** Opening Given entries block **

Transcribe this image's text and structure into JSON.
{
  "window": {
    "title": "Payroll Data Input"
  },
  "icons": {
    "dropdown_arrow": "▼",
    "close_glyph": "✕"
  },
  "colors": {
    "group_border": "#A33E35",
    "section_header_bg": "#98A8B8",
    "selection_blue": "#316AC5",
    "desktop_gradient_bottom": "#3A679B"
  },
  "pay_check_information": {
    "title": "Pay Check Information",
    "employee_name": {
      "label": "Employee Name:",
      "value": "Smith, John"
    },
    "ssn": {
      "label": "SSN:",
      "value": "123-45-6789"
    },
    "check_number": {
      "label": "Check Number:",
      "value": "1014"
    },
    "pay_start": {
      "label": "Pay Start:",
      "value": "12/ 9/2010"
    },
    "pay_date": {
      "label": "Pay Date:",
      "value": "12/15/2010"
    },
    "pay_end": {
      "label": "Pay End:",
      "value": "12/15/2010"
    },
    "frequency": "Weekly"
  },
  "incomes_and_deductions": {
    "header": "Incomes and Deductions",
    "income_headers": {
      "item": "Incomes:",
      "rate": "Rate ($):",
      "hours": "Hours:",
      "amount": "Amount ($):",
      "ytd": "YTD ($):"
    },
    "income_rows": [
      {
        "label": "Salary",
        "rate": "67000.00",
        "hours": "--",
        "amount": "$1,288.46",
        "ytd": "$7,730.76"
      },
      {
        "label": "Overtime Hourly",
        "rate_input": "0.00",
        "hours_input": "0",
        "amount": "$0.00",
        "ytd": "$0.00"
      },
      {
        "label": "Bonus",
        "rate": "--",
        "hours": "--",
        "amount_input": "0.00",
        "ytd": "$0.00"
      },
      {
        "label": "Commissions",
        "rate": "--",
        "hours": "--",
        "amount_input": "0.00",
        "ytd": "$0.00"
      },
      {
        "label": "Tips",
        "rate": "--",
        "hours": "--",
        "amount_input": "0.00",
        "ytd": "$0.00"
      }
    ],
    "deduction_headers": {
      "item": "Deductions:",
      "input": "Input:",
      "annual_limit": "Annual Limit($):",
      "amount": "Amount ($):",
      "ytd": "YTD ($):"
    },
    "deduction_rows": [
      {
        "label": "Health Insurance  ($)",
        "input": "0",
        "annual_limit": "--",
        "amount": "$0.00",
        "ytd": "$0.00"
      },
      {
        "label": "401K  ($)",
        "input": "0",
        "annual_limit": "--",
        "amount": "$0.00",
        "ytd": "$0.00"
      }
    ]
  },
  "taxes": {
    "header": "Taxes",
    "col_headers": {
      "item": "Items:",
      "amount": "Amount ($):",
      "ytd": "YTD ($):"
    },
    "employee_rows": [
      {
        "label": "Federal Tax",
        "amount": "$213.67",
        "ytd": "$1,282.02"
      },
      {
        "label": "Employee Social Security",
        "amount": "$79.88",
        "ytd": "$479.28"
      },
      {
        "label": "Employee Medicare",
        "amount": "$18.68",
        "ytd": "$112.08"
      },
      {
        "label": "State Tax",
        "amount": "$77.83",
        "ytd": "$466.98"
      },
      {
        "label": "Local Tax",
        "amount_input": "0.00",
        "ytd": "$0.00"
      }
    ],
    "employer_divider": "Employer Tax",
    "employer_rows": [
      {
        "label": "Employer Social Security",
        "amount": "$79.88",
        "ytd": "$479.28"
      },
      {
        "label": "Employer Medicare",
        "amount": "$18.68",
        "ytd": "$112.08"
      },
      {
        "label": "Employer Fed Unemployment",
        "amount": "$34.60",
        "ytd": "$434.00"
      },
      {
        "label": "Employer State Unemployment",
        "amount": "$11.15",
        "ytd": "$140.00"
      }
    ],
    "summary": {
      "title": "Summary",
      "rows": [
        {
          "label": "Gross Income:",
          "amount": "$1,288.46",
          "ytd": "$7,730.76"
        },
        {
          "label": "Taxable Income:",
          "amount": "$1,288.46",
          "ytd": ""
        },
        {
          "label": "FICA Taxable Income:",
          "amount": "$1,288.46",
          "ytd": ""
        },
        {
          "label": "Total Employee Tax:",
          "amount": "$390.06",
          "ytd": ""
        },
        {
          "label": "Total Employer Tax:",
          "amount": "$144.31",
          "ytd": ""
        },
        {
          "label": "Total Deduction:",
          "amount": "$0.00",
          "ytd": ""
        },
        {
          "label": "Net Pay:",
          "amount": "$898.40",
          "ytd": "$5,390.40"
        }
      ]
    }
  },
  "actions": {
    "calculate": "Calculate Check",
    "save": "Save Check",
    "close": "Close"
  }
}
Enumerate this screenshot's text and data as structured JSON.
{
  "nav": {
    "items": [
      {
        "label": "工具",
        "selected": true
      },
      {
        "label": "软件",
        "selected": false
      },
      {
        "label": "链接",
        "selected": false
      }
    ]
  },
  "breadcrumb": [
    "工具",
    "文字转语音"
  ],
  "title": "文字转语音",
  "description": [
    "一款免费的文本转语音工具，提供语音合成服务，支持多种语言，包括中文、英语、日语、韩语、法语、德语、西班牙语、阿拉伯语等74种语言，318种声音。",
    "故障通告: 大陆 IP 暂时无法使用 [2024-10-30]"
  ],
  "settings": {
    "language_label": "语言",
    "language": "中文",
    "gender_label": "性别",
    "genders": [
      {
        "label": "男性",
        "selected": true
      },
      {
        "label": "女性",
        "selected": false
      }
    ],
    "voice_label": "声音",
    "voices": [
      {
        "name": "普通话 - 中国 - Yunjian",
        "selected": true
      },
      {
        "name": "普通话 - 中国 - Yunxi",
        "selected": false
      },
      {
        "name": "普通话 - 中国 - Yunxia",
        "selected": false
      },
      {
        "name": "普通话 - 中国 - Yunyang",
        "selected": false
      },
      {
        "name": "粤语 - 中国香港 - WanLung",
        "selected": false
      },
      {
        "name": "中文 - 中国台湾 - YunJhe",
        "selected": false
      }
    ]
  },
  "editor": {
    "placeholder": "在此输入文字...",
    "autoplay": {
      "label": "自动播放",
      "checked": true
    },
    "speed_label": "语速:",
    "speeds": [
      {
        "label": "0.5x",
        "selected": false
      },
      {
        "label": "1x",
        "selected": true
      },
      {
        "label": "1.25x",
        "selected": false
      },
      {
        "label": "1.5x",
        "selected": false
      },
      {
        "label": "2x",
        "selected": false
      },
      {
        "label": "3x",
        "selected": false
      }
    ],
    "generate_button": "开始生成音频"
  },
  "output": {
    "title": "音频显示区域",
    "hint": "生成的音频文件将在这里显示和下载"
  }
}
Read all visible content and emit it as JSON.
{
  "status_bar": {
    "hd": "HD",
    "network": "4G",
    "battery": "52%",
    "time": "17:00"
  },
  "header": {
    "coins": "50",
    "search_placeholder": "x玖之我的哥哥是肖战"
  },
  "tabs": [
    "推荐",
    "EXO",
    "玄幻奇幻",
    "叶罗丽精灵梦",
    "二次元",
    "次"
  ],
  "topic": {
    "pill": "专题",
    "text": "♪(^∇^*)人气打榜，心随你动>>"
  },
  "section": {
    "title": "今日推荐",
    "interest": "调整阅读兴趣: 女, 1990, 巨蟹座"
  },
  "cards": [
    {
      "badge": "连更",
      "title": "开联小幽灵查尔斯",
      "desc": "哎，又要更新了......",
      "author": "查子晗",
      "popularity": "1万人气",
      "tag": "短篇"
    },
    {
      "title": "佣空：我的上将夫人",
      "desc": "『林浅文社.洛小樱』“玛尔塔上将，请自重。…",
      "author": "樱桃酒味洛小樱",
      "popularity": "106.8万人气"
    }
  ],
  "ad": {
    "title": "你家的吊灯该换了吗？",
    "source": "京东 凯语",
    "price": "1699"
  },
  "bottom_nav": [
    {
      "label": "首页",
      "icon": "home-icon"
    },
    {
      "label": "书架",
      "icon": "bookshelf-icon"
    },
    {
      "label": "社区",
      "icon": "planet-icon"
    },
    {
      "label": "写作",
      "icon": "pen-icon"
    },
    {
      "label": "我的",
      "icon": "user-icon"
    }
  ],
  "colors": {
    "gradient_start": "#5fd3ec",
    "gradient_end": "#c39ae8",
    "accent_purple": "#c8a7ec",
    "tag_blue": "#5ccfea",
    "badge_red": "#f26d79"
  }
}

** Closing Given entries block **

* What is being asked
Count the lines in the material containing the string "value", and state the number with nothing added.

* Problem solution
6